Finally, a note on President Fernández’s slip-up regarding the comparison between prosecutors Luciani and Alberto Nisman, the AMIA special investigator found dead in his bathroom a few days after making an accusation against CFK. Pressed by journalists Marcelo Bonelli and Edgardo Alfano in a live TV interview, President Fernández sought to refute the claim that there could be a connection between “what happened to Nisman” and Luciani, and quickly fell stepped on the rake he sought to avoid. “Nisman committed suicide, I hope prosecutor Luciani doesn’t do something like that,” the president ended up saying, provoking the outrage of the opposition that quickly used the statement to accuse him of making a thinly veiled threat. Alberto made a fool of himself not one but twice that night, claiming the judicial investigation into Nisman’s death had shown it was a suicide (something that is still being disputed) and that the historical record shows that Alberto had denied on repeated occasions before joining CFK to lead the Frente de Todos. Pathetic.

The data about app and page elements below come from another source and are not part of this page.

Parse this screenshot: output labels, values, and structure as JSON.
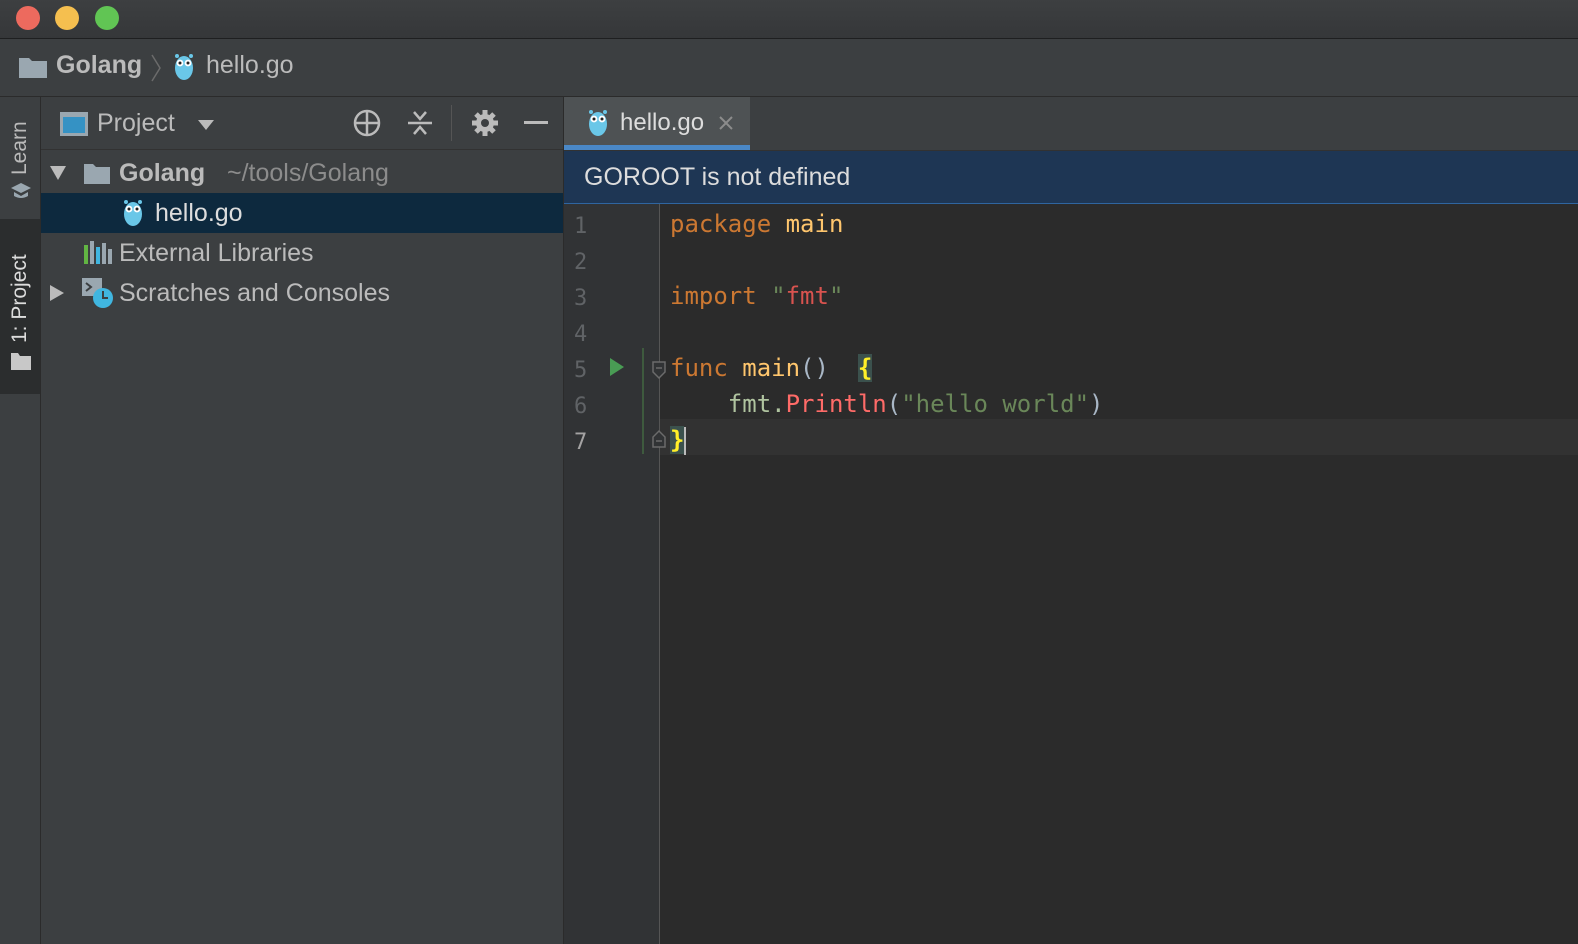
{
  "breadcrumb": {
    "project": "Golang",
    "file": "hello.go"
  },
  "stripe": {
    "learn_tab": "Learn",
    "project_tab": "1: Project"
  },
  "panel": {
    "view_label": "Project",
    "tree": {
      "root_name": "Golang",
      "root_path": "~/tools/Golang",
      "file": "hello.go",
      "external": "External Libraries",
      "scratches": "Scratches and Consoles"
    }
  },
  "editor": {
    "tab_label": "hello.go",
    "banner": "GOROOT is not defined",
    "line_numbers": [
      "1",
      "2",
      "3",
      "4",
      "5",
      "6",
      "7"
    ],
    "code": {
      "l1_kw": "package",
      "l1_name": " main",
      "l3_kw": "import",
      "l3_str_open": " \"",
      "l3_str": "fmt",
      "l3_str_close": "\"",
      "l5_kw": "func",
      "l5_name": " main",
      "l5_parens": "()  ",
      "l5_brace": "{",
      "l6_pkg": "    fmt.",
      "l6_call": "Println",
      "l6_open": "(",
      "l6_str": "\"hello world\"",
      "l6_close": ")",
      "l7_brace": "}"
    }
  },
  "colors": {
    "accent": "#4a88c7",
    "selection": "#0d293e",
    "banner": "#1e3654",
    "close_light": "#ed6a5e",
    "minimize_light": "#f5bf4f",
    "zoom_light": "#61c554"
  }
}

Back to the beginning, Cristina is in a tough spot and her judicial situation will likely get worse with time. But she has enough political power to pull through, even though she will suffer from this. Luciani and the Judiciary more broadly knows it has a hot rod in its hands and that the accusations, and final conviction, are far from a done deal. But they know they have the upper hand. Panem et circenses.